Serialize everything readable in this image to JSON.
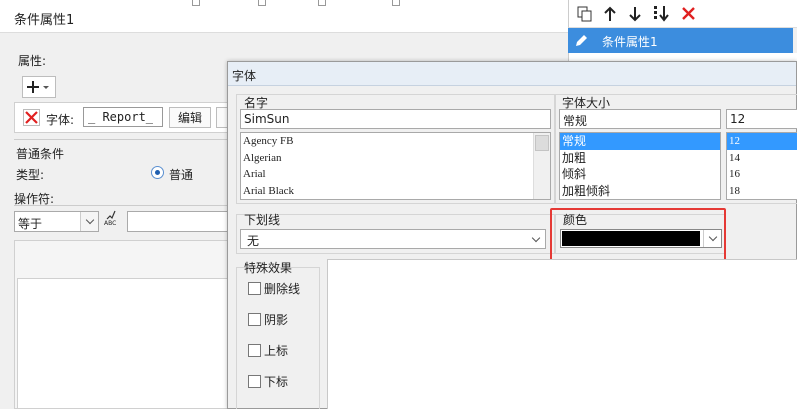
{
  "background_window": {
    "title": "条件属性1",
    "properties_label": "属性:",
    "font_label": "字体:",
    "font_value": "_ Report_",
    "edit_button": "编辑",
    "normal_condition_label": "普通条件",
    "type_label": "类型:",
    "type_option": "普通",
    "operator_label": "操作符:",
    "operator_value": "等于",
    "abc_text": "ABC"
  },
  "right_panel": {
    "item_label": "条件属性1"
  },
  "dialog": {
    "title": "字体",
    "name_label": "名字",
    "name_value": "SimSun",
    "font_list": [
      "Agency FB",
      "Algerian",
      "Arial",
      "Arial Black"
    ],
    "size_label": "字体大小",
    "style_value": "常规",
    "style_list": [
      "常规",
      "加粗",
      "倾斜",
      "加粗倾斜"
    ],
    "style_selected_index": 0,
    "size_value": "12",
    "size_list": [
      "12",
      "14",
      "16",
      "18"
    ],
    "size_selected_index": 0,
    "underline_label": "下划线",
    "underline_value": "无",
    "color_label": "颜色",
    "color_value": "#000000",
    "effects_label": "特殊效果",
    "effects": [
      "删除线",
      "阴影",
      "上标",
      "下标"
    ]
  },
  "colors": {
    "accent": "#3c8dde",
    "selection": "#3399ff",
    "highlight_frame": "#e53935",
    "delete_red": "#e02020"
  }
}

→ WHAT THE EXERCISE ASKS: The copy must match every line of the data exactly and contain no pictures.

→ RESULT OF THIS EXERCISE:
Serialize everything readable in this image to JSON.
{
  "background_window": {
    "title": "条件属性1",
    "properties_label": "属性:",
    "font_label": "字体:",
    "font_value": "_ Report_",
    "edit_button": "编辑",
    "normal_condition_label": "普通条件",
    "type_label": "类型:",
    "type_option": "普通",
    "operator_label": "操作符:",
    "operator_value": "等于",
    "abc_text": "ABC"
  },
  "right_panel": {
    "item_label": "条件属性1"
  },
  "dialog": {
    "title": "字体",
    "name_label": "名字",
    "name_value": "SimSun",
    "font_list": [
      "Agency FB",
      "Algerian",
      "Arial",
      "Arial Black"
    ],
    "size_label": "字体大小",
    "style_value": "常规",
    "style_list": [
      "常规",
      "加粗",
      "倾斜",
      "加粗倾斜"
    ],
    "style_selected_index": 0,
    "size_value": "12",
    "size_list": [
      "12",
      "14",
      "16",
      "18"
    ],
    "size_selected_index": 0,
    "underline_label": "下划线",
    "underline_value": "无",
    "color_label": "颜色",
    "color_value": "#000000",
    "effects_label": "特殊效果",
    "effects": [
      "删除线",
      "阴影",
      "上标",
      "下标"
    ]
  },
  "colors": {
    "accent": "#3c8dde",
    "selection": "#3399ff",
    "highlight_frame": "#e53935",
    "delete_red": "#e02020"
  }
}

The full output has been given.